··· Data extracts ···
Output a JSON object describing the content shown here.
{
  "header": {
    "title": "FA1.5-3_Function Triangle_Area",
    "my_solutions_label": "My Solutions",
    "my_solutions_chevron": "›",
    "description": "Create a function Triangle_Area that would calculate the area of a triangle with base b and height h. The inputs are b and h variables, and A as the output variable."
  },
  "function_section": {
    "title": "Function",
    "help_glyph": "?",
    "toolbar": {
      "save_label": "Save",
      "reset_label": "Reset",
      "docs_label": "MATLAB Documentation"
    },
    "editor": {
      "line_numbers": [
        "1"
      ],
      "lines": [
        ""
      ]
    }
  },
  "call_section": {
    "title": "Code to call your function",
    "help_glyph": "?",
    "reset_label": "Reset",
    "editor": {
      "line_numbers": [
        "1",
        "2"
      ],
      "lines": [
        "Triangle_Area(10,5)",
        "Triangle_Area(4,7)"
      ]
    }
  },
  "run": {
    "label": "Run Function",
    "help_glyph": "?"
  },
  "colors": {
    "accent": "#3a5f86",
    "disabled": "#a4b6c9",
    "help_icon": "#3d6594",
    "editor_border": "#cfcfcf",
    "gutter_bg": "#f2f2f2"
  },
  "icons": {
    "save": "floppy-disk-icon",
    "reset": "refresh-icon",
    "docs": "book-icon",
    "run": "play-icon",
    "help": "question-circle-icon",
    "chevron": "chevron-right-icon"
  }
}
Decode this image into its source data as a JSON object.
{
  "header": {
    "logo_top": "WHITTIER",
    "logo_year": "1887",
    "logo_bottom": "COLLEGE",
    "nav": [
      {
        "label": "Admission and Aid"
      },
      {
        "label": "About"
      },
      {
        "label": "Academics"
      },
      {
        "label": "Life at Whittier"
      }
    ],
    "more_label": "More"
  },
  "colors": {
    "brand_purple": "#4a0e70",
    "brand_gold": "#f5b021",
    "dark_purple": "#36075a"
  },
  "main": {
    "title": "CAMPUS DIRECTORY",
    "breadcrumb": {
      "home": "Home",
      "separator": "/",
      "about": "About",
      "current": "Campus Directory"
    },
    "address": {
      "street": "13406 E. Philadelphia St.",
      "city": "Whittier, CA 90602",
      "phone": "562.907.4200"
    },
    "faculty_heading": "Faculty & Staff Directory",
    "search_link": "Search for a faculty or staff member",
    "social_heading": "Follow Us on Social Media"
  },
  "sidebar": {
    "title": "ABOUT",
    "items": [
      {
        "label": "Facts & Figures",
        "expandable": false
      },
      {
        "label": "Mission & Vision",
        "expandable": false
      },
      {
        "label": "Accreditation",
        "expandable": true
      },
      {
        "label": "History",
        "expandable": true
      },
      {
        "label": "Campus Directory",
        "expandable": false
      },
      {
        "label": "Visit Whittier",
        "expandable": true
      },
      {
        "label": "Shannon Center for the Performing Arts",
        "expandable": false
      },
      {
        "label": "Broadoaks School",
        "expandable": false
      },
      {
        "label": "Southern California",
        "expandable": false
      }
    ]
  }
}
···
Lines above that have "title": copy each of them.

    "title": "FA1.5-3_Function Triangle_Area",
    "title": "Function",
    "title": "Code to call your function",
    "title": "CAMPUS DIRECTORY",
    "title": "ABOUT",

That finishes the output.